View From The Middle
When the three chief executive officers (CEOs) of General Motors, Chrysler and Ford got back behind their desks after having testified for two days before Congress the first thing they should have done was fire their respective public relations directors.
"Yeah, boss. I ordered the jet for you just like I always do," one would imagine Mr. P.R. saying to Mr. CEO.
"Right," would say Mr. CEO. "And you're fired!"
It would be logical, I suppose, although possibly unfair, for this person to lose his (her) job for not telling the CEO to take a commercial flight to Wash-ington from his Detroit headquarters. On the other hand, the CEO might have not only been offended, but he might have fired the P.R. person on the spot anyway for even suggesting he lower himself to go-ing First Class.
You can imagine what would have happened if he suggested that the boss should fly Coach!
Actually, as we all know by now, the CEO's attend-ed the hearings so they could ask for "bailout" funding during this imperiled money crisis. Congress will take up the decision-making process within the week and you can be sure — well, pretty sure, anyway, that their choice will be wrong. The decision is whether to let the auto makers enter bankruptcy proceedings or whether they'll be handed a loan of about $25 billion, with the supposed assurance that they won't be back in front of the legislators in another six weeks so they'd do the whole thing all over again (such fun!).
But when you see the arrogance, or, as my colleague Neil S. Friedman says — chutzpah — these people have, it makes you wonder whether they know how to handle either money or business. I mean, how can we, the proletariat American workers, have faith that the more-money-than-anybody capitalists know how to handle their own finances when we can see what they've done to themselves.
Essentially, it's like seeing these moguls come to a loan officer with their hats in their hands — by PRI-VATE JET! Let's face it — How dumb can you get?
Don't fire the P.R. person. Fire yourself!

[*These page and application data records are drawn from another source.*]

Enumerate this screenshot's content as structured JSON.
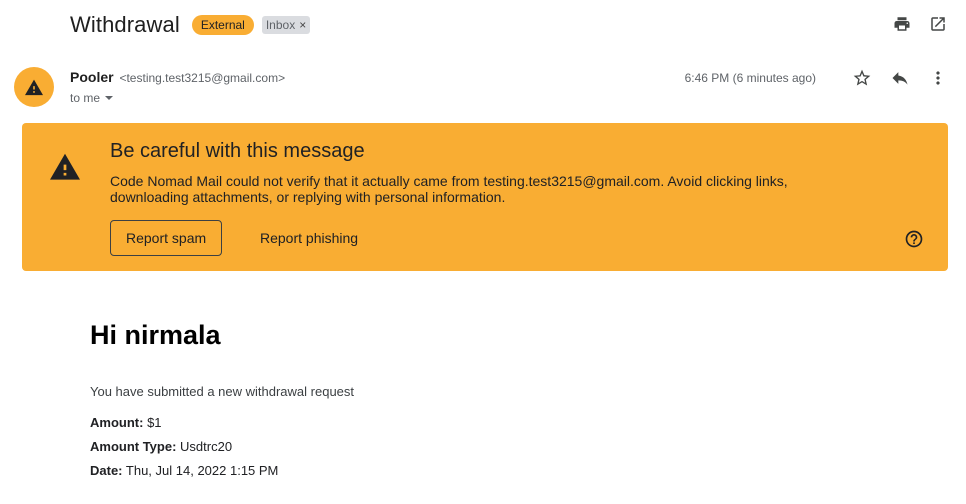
{
  "email": {
    "subject": "Withdrawal",
    "labels": {
      "external": "External",
      "inbox": "Inbox",
      "remove": "×"
    },
    "sender": {
      "name": "Pooler",
      "email": "<testing.test3215@gmail.com>",
      "recipient": "to me"
    },
    "timestamp": "6:46 PM (6 minutes ago)"
  },
  "warning": {
    "title": "Be careful with this message",
    "text": "Code Nomad Mail could not verify that it actually came from testing.test3215@gmail.com. Avoid clicking links, downloading attachments, or replying with personal information.",
    "report_spam": "Report spam",
    "report_phishing": "Report phishing"
  },
  "body": {
    "greeting": "Hi nirmala",
    "intro": "You have submitted a new withdrawal request",
    "fields": [
      {
        "label": "Amount:",
        "value": "$1"
      },
      {
        "label": "Amount Type:",
        "value": "Usdtrc20"
      },
      {
        "label": "Date:",
        "value": "Thu, Jul 14, 2022 1:15 PM"
      }
    ]
  },
  "icons": {
    "print": "print-icon",
    "open_new_window": "open-in-new-icon",
    "star": "star-icon",
    "reply": "reply-icon",
    "more": "more-vert-icon",
    "warning": "warning-icon",
    "help": "help-icon",
    "dropdown": "chevron-down-icon"
  },
  "colors": {
    "warning_banner": "#f9ad33",
    "external_badge": "#f9ad33",
    "inbox_badge": "#dadce0"
  }
}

Now, while we're talking about how proud we are that we have such shrewd heads of the business world working together with our shrewd national legislators (the blind leading the blind), let's let it all hang out on a lower level — such as our state legislators, including Governor David Paterson.
Did you see the "emergency" session last week when Paterson and the head of the State Assembly, Democrat Shelley Silver, and State Senate, Republican Dean Skelos (that will change in January), were argu-ing about budget cuts?

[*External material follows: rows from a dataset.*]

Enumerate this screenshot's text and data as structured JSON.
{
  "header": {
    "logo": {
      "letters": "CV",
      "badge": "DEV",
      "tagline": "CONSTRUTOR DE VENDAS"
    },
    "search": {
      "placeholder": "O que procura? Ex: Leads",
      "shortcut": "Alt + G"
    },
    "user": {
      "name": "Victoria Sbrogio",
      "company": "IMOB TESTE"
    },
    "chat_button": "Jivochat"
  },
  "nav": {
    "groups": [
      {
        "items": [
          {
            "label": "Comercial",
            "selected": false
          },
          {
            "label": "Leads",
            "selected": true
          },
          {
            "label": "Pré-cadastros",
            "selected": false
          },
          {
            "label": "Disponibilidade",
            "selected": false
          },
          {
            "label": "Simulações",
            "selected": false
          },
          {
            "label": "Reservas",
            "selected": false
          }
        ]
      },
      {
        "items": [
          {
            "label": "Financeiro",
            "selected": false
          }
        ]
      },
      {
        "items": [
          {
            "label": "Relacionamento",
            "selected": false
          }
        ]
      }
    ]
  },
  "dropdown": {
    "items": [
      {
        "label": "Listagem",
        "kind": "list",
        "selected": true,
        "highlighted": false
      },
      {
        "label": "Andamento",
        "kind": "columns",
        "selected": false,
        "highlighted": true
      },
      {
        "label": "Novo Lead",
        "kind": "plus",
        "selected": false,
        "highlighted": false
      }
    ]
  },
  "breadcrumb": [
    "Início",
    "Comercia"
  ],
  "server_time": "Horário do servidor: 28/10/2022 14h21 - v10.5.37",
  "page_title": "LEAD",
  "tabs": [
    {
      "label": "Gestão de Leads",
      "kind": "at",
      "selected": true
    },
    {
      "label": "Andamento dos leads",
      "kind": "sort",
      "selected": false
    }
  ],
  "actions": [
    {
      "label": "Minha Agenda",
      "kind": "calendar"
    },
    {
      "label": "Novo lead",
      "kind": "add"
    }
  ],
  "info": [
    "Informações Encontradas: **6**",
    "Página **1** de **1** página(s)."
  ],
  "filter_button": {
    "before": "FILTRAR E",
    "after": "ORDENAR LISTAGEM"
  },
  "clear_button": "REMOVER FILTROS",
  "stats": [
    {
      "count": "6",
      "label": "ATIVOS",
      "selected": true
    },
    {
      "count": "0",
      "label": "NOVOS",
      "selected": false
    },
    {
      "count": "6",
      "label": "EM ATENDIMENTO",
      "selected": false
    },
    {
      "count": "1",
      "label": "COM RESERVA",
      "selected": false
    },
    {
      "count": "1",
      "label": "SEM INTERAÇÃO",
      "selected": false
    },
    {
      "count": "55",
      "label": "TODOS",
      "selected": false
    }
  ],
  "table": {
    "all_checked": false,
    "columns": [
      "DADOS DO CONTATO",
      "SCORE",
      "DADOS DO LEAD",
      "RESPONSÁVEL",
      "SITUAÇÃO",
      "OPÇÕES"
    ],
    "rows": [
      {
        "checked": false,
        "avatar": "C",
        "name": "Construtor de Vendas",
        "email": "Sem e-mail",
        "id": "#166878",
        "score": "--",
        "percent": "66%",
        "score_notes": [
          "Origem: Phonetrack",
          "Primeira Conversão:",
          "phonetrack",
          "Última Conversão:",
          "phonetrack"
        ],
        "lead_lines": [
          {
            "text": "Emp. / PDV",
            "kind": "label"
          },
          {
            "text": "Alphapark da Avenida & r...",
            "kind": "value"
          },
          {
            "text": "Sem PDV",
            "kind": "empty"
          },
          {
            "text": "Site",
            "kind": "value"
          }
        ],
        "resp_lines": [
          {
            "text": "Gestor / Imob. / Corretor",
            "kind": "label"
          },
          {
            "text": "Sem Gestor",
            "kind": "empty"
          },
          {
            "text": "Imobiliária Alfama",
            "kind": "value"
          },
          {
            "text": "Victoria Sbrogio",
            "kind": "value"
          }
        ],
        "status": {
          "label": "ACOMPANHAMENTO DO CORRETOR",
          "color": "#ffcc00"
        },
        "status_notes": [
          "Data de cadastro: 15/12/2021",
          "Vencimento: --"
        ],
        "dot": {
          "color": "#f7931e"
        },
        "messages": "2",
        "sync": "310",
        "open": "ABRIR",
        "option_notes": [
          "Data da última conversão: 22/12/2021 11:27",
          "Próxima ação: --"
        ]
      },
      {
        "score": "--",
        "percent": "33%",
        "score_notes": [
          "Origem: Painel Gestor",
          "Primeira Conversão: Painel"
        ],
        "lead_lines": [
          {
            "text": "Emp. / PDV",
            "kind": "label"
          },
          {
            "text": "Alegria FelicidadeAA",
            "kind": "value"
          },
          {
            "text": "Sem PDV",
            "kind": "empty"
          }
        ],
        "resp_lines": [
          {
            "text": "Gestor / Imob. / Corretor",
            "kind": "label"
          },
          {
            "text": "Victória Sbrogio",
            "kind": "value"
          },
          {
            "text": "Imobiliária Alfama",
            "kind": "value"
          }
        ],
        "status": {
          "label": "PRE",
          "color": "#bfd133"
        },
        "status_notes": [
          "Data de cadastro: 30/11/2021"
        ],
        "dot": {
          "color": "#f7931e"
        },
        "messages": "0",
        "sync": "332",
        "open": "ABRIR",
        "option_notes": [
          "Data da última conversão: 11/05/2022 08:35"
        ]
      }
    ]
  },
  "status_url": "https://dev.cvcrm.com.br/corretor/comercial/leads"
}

Now, he has been in state government, much less governor, long enough to know how important keep-ing the budget straight is. It's his job, y'know? Yet, until just a month or so ago, he hadn't held more than two meetings with the legislators to discuss the budget and what they propose to do as far as cutting spending. Then, after musing (and posturing) over arithmetically configured sheets of lined paper, he tells us that we need to come up with $2 billion (with a B) in cuts or well all be up somewhere without a paddle and the budget deficit for next year will be $15 billion (with a B, in case you missed it the first time).
In recent years, the state budget has been passed pretty close to the April 1st deadline, although I re-member it having gone months and months without meeting that deadline and social services suffered greatly.
With these two Legislative leaders and this Governor overseeing budgetary arguments this year, I can see our individual State Senators and Assemblypeople sitting around telling each other, "I'm not to blame. We got in the fiscal mess before I got here! Oh, no. Not me!" I'm willing to bet the sessions could go well into summer.
During last week's special session, I must admit I've never seen the usually-mild Paterson so angry, especially when he held the pages of the budget high above the table and shouted, "What have you done with this? NOTHING! NOTHING!" I mean, the pos-turing was blatant, with all three pushing to get their names at the top of whatever dictum would make them appear best to their constituents. It doesn't matter what happens to the budget, as long as it looks like one of the big three elbowed the others into taking a back seat in the headline department. Skelos couldn't care what happens, because he'll be out of the picture as soon as the new year and the Legislature becomes fully under Democratic control, after all.
It sometimes feels like we're living in a Laurel and Hardy movie, with Ollie turning to the camera and saying, "This is a fine mess you've gotten us into...!"
Now that Barack Obama is heading for the White House, maybe we can at least have a hope that things will indeed turn around. I think Washington will bail out the auto industry, as long as they sell their private jets (GM already got rid of two of theirs but now they've got to get rid of the rest and fly Delta) and they must get rid of their management and start over. New York State Government should start over too. Don't ask me how, but getting rid of some of the dead weight wouldn't hurt.
Oh, yeah. Happy Thanksgiving!